The Getty Vocabulary Program has devoted almost three decades to building thesauri that can be used as knowledge bases, cataloging and documentation tools, and online search assistants. In addition to building tools for use by art and cultural heritage professionals and the general public, we also provide training opportunities and educational materials on how to build and implement controlled vocabularies. Part of our mission as an institution devoted to research and education is to share our knowledge and expertise with the international art and cultural heritage communities in their broadest sense.

Elisa Lanzi's Introduction to Vocabularies, which appeared in print in 1998 and was updated in an online version in 2000, offers a general overview of vocabularies for art and material culture. Introduction to Controlled Vocabularies is a much more detailed "how-to" guide to building controlled vocabulary tools, cataloging and indexing cultural materials with terms and names from controlled vocabularies, and using vocabularies in search engines and databases to enhance discovery and retrieval in the online environment.

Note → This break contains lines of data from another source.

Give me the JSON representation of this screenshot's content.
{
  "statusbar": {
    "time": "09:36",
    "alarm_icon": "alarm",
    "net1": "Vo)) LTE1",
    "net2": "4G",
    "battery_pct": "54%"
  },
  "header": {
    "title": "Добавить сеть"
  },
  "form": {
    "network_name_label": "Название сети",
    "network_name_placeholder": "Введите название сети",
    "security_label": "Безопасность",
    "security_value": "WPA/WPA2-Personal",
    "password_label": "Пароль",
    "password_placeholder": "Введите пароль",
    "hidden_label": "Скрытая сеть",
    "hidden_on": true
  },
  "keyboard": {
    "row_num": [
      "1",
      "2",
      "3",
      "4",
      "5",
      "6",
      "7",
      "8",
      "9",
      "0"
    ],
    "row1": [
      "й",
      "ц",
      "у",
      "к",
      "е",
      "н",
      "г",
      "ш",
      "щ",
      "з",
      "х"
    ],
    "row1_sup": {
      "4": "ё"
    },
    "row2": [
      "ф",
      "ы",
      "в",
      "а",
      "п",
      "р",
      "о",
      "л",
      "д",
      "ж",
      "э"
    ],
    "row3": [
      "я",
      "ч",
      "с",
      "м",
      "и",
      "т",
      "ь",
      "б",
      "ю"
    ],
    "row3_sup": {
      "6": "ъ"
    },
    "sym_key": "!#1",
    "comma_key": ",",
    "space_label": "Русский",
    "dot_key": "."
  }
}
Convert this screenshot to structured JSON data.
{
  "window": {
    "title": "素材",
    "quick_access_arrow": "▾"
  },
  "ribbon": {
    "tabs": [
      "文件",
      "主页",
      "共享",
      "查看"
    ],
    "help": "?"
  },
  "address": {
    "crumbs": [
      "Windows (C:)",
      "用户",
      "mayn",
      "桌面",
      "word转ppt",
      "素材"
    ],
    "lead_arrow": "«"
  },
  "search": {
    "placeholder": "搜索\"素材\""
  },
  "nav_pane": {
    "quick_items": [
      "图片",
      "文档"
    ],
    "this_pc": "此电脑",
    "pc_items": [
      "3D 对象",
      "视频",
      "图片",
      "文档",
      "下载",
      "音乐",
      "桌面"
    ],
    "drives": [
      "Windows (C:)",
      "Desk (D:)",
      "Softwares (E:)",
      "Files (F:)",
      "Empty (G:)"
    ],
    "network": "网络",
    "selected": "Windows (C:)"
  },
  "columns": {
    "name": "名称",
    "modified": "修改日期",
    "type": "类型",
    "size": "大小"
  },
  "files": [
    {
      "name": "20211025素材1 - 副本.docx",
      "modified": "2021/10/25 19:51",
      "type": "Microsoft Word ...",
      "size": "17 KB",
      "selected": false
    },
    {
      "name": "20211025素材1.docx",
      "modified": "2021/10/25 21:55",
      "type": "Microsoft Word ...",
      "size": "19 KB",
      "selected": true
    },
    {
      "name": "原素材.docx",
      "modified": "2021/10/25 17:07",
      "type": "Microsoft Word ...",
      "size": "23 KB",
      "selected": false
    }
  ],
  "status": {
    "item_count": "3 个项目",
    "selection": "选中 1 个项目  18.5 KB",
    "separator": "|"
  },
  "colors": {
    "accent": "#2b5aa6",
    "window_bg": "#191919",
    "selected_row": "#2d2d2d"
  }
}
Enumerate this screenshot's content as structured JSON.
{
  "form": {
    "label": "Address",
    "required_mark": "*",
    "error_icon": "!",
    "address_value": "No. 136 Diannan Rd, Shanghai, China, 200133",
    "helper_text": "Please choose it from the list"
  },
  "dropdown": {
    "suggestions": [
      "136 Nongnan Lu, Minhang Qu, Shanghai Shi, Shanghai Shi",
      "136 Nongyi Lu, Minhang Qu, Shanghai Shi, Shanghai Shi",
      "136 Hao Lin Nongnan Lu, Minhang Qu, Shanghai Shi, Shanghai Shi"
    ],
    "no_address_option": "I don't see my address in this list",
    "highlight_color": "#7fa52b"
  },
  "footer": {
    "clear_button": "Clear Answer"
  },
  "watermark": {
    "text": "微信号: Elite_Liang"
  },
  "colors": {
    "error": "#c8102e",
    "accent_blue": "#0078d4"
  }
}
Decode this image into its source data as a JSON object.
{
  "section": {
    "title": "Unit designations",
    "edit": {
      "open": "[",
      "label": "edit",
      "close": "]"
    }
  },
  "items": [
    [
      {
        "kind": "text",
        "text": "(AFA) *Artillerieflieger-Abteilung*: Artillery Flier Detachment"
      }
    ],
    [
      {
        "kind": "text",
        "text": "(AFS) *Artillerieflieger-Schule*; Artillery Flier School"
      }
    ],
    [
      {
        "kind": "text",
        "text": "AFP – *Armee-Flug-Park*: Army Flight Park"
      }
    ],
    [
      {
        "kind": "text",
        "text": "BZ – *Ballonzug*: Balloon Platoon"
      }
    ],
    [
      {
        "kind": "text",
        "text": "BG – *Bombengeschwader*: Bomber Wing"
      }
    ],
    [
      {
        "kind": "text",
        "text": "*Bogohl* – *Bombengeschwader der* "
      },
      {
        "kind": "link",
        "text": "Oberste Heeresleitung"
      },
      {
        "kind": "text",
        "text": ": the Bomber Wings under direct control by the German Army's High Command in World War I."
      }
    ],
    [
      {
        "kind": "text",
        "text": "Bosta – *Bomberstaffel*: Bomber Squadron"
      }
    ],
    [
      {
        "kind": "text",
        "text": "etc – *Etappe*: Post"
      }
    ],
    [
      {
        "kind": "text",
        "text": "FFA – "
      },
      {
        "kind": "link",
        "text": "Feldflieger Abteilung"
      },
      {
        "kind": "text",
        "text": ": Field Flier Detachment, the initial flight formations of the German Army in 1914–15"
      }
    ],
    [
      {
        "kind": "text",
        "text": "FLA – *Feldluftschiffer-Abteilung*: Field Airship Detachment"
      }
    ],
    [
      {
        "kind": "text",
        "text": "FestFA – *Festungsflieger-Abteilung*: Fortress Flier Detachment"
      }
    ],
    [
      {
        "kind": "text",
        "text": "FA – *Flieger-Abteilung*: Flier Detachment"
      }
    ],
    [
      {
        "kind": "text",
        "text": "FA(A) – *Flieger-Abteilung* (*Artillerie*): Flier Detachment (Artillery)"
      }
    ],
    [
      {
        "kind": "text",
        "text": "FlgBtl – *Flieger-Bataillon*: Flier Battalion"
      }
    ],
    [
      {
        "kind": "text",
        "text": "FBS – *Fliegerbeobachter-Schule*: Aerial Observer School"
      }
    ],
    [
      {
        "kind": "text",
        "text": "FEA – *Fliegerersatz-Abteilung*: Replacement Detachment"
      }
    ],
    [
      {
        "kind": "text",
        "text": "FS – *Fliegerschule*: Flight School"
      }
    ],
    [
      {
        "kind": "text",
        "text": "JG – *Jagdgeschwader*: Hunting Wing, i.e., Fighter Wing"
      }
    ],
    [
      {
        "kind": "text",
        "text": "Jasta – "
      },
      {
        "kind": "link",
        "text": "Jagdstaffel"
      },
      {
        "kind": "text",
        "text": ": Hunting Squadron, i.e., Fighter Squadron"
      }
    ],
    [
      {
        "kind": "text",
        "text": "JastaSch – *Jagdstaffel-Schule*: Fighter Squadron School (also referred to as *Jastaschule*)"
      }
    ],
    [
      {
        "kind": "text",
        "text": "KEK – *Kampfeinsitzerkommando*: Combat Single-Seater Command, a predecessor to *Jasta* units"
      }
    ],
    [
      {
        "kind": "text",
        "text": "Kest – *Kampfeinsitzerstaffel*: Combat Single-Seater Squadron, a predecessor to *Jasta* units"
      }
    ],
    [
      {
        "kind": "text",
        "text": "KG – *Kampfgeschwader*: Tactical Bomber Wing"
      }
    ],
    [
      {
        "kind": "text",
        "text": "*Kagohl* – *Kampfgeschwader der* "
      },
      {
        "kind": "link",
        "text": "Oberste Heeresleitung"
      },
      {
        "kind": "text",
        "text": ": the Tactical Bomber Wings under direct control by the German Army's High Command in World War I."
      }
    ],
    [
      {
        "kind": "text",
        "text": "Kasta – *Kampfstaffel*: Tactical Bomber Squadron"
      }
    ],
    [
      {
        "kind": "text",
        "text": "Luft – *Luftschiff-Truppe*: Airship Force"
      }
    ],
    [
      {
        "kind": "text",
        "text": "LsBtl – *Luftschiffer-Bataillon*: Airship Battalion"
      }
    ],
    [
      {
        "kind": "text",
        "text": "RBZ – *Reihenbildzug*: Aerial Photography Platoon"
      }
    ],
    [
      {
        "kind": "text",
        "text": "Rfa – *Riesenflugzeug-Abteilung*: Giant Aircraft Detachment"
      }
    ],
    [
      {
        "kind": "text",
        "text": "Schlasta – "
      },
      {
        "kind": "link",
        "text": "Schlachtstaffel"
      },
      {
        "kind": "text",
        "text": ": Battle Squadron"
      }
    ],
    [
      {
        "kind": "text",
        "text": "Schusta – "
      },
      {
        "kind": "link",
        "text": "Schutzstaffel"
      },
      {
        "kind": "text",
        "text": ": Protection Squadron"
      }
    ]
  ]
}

"How forceful are right words!" is written in Job 6:25. The King James Version of the Bible uses the word forcible, meaning "forceful" or "powerful," instead. In the online environment, words have the power to lead users to the information resources that they seek. But we should not force users to know what we consider to be the "right" word or name in order for them to be able to obtain the best search results.

We recognize that a single concept can be expressed by more than one word, and that a single word can express more than one concept. Words can change over time and take a variety of forms, and they can be translated into many languages. A carefully constructed controlled vocabulary provides catalogers and others who create descriptive metadata with the "right" or "preferred" name or term to use in describing collections and other resources, but it also clusters together all of the synonyms, orthographic and grammatical variations, historical forms, and even in some cases "wrong" names or terms in order to enhance access for a broad range of users without constraining them to the use of the "right" term. With millions of searches being conducted by millions of users each day via Web search engines and in proprietary databases, the power of words is a crucial factor in providing access to the wealth of information resources now available in electronic form. We hope that this book will provide organizations and individuals who wish to enhance access to their collections and other online resources with a practical tool for creating and implementing vocabularies as reference tools, sources of documentation, and powerful enhancements for online searching.

Murtha Baca, Getty Research Institute